*** Given information Section Begins ***

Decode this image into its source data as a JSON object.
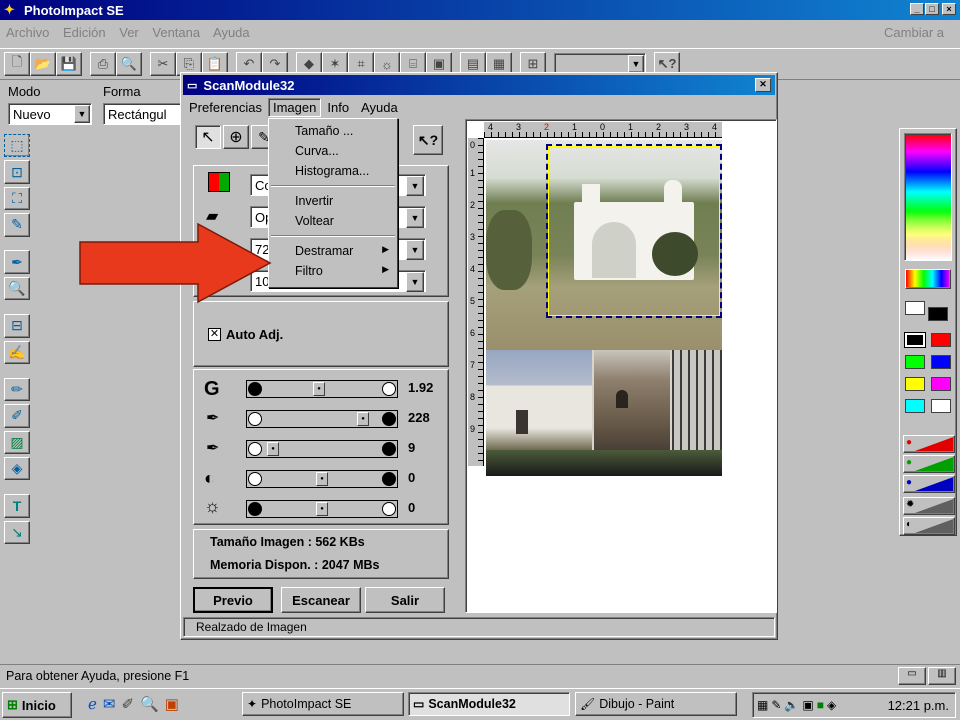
{
  "app": {
    "title": "PhotoImpact SE",
    "cambiar": "Cambiar a"
  },
  "menubar": [
    "Archivo",
    "Edición",
    "Ver",
    "Ventana",
    "Ayuda"
  ],
  "optionbar": {
    "modo_label": "Modo",
    "modo_value": "Nuevo",
    "forma_label": "Forma",
    "forma_value": "Rectángul"
  },
  "dialog": {
    "title": "ScanModule32",
    "menu": [
      "Preferencias",
      "Imagen",
      "Info",
      "Ayuda"
    ],
    "dropdowns": [
      "Co",
      "Op",
      "72",
      "10"
    ],
    "auto_adj": "Auto Adj.",
    "sliders": [
      {
        "name": "gamma",
        "icon": "G",
        "value": "1.92"
      },
      {
        "name": "highlight",
        "icon": "highlight",
        "value": "228"
      },
      {
        "name": "shadow",
        "icon": "shadow",
        "value": "9"
      },
      {
        "name": "contrast",
        "icon": "contrast",
        "value": "0"
      },
      {
        "name": "brightness",
        "icon": "brightness",
        "value": "0"
      }
    ],
    "image_size": "Tamaño Imagen : 562 KBs",
    "memory": "Memoria Dispon. : 2047 MBs",
    "buttons": {
      "preview": "Previo",
      "scan": "Escanear",
      "exit": "Salir"
    },
    "status": "Realzado de Imagen",
    "ruler_h": [
      "4",
      "3",
      "2",
      "1",
      "0",
      "1",
      "2",
      "3",
      "4"
    ],
    "ruler_v": [
      "0",
      "1",
      "2",
      "3",
      "4",
      "5",
      "6",
      "7",
      "8",
      "9"
    ]
  },
  "imagen_menu": {
    "items": [
      {
        "label": "Tamaño ...",
        "submenu": false
      },
      {
        "label": "Curva...",
        "submenu": false
      },
      {
        "label": "Histograma...",
        "submenu": false
      },
      {
        "sep": true
      },
      {
        "label": "Invertir",
        "submenu": false
      },
      {
        "label": "Voltear",
        "submenu": false
      },
      {
        "sep": true
      },
      {
        "label": "Destramar",
        "submenu": true
      },
      {
        "label": "Filtro",
        "submenu": true
      }
    ]
  },
  "statusbar": {
    "help": "Para obtener Ayuda, presione F1"
  },
  "taskbar": {
    "start": "Inicio",
    "tasks": [
      {
        "label": "PhotoImpact SE",
        "active": false
      },
      {
        "label": "ScanModule32",
        "active": true
      },
      {
        "label": "Dibujo - Paint",
        "active": false
      }
    ],
    "clock": "12:21 p.m."
  },
  "colors": {
    "title": "#000080",
    "arrow": "#e8391c",
    "selection": "#000080",
    "accent": "#ffff00"
  }
}
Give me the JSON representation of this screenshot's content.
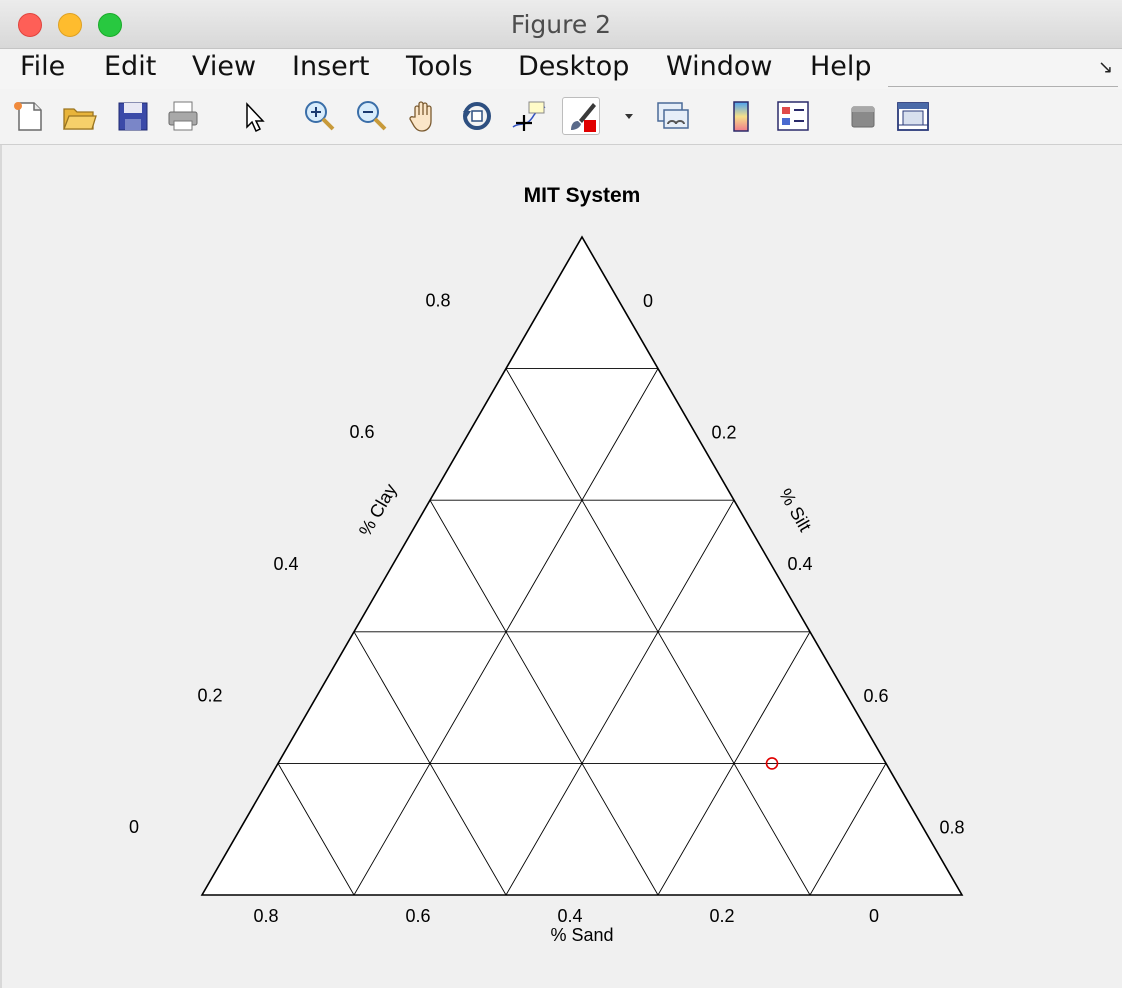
{
  "window": {
    "title": "Figure 2"
  },
  "menu": {
    "items": [
      "File",
      "Edit",
      "View",
      "Insert",
      "Tools",
      "Desktop",
      "Window",
      "Help"
    ]
  },
  "toolbar": {
    "icons": [
      "new-figure-icon",
      "open-file-icon",
      "save-icon",
      "print-icon",
      "pointer-icon",
      "zoom-in-icon",
      "zoom-out-icon",
      "pan-hand-icon",
      "rotate-3d-icon",
      "data-cursor-icon",
      "brush-icon",
      "link-plot-icon",
      "colorbar-icon",
      "legend-icon",
      "hide-plot-tools-icon",
      "show-plot-tools-icon"
    ]
  },
  "chart_data": {
    "type": "scatter",
    "subtype": "ternary",
    "title": "MIT System",
    "axes": {
      "clay": {
        "label": "% Clay",
        "ticks": [
          "0",
          "0.2",
          "0.4",
          "0.6",
          "0.8"
        ]
      },
      "silt": {
        "label": "% Silt",
        "ticks": [
          "0",
          "0.2",
          "0.4",
          "0.6",
          "0.8"
        ]
      },
      "sand": {
        "label": "% Sand",
        "ticks": [
          "0.8",
          "0.6",
          "0.4",
          "0.2",
          "0"
        ]
      }
    },
    "grid": true,
    "grid_step": 0.2,
    "points": [
      {
        "sand": 0.15,
        "silt": 0.65,
        "clay": 0.2,
        "marker": "circle",
        "color": "#e00000"
      }
    ]
  },
  "colors": {
    "marker": "#e00000",
    "figure_bg": "#f0f0f0",
    "axes_bg": "#ffffff"
  }
}
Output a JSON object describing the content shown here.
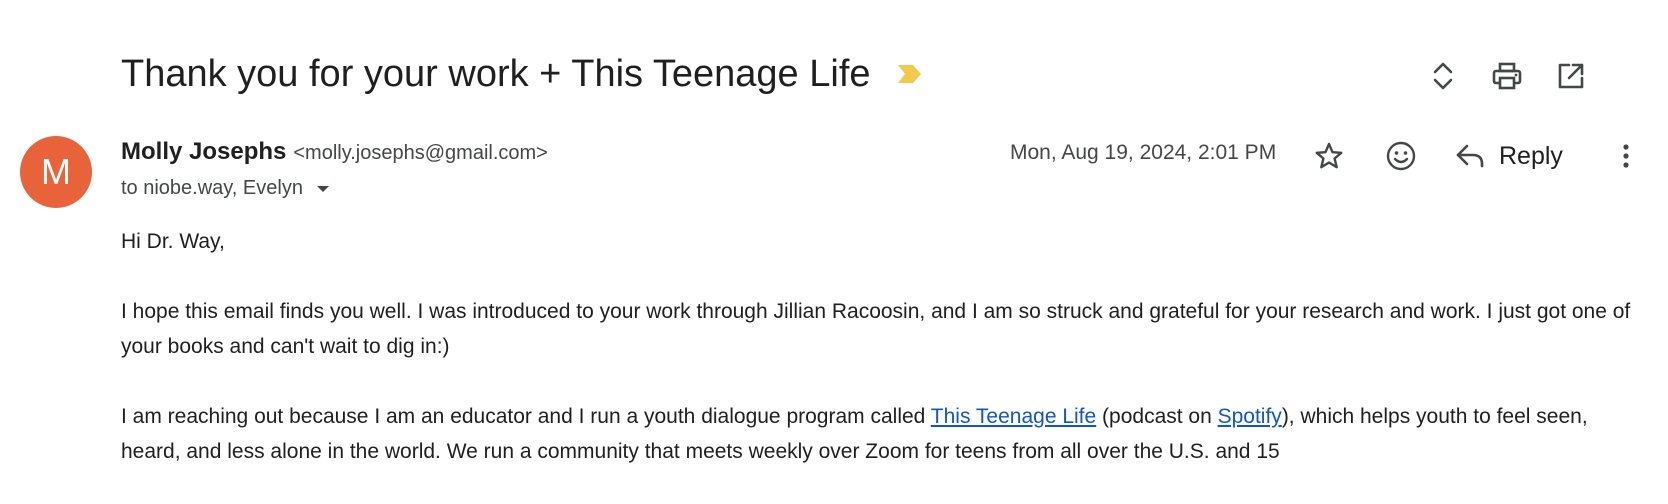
{
  "email": {
    "subject": "Thank you for your work + This Teenage Life",
    "sender": {
      "name": "Molly Josephs",
      "email": "<molly.josephs@gmail.com>",
      "avatar_initial": "M",
      "avatar_color": "#e8623a"
    },
    "recipients": "to niobe.way, Evelyn",
    "date": "Mon, Aug 19, 2024, 2:01 PM",
    "actions": {
      "reply_label": "Reply"
    },
    "body": {
      "greeting": "Hi Dr. Way,",
      "paragraph1": "I hope this email finds you well. I was introduced to your work through Jillian Racoosin, and I am so struck and grateful for your research and work. I just got one of your books and can't wait to dig in:)",
      "paragraph2": {
        "part1": "I am reaching out because I am an educator and I run a youth dialogue program called ",
        "link1": "This Teenage Life",
        "part2": " (podcast on ",
        "link2": "Spotify",
        "part3": "), which helps youth to feel seen, heard, and less alone in the world. We run a community that meets weekly over Zoom for teens from all over the U.S. and 15"
      }
    }
  },
  "icons": {
    "important_marker": "important-marker-icon",
    "expand": "unfold-icon",
    "print": "print-icon",
    "open_new_window": "open-in-new-icon",
    "star": "star-icon",
    "emoji": "emoji-icon",
    "reply": "reply-icon",
    "more": "more-vert-icon",
    "caret": "caret-down-icon"
  },
  "colors": {
    "link": "#1155cc",
    "important_marker": "#f2c94c",
    "secondary_text": "#444746"
  }
}
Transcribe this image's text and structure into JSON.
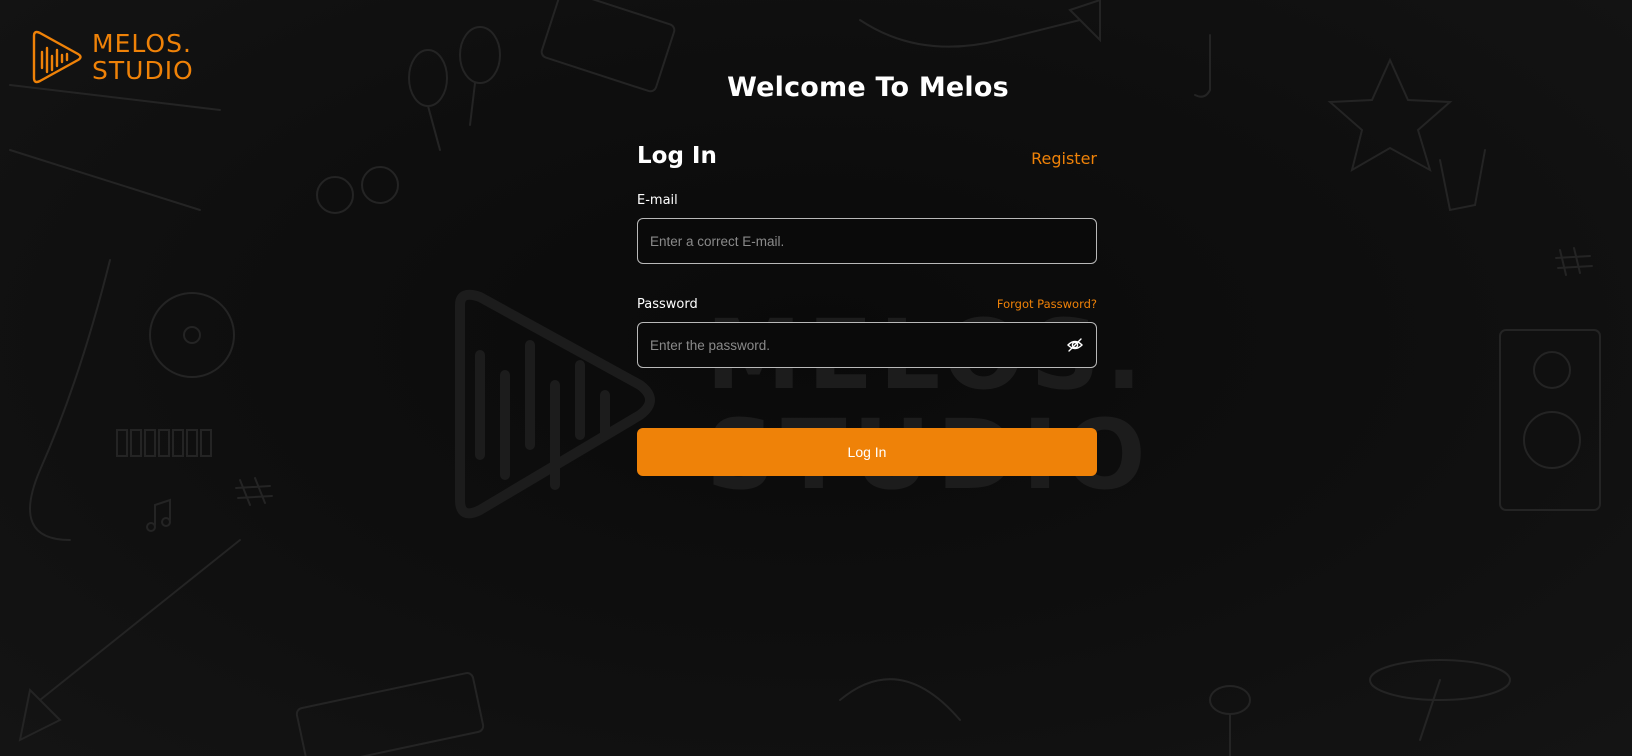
{
  "brand": {
    "name_line1": "MELOS.",
    "name_line2": "STUDIO",
    "accent_color": "#ef8208",
    "logo_icon": "play-wave-logo-icon"
  },
  "watermark": {
    "line1": "MELOS.",
    "line2": "STUDIO"
  },
  "page": {
    "welcome_title": "Welcome To Melos"
  },
  "form": {
    "title": "Log In",
    "register_link": "Register",
    "email": {
      "label": "E-mail",
      "placeholder": "Enter a correct E-mail.",
      "value": ""
    },
    "password": {
      "label": "Password",
      "placeholder": "Enter the password.",
      "value": "",
      "forgot_link": "Forgot Password?",
      "toggle_icon": "eye-off-icon"
    },
    "submit_label": "Log In"
  }
}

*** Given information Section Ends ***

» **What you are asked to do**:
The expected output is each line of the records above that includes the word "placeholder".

» **The answer**:
      "placeholder": "Enter a correct E-mail.",
      "placeholder": "Enter the password.",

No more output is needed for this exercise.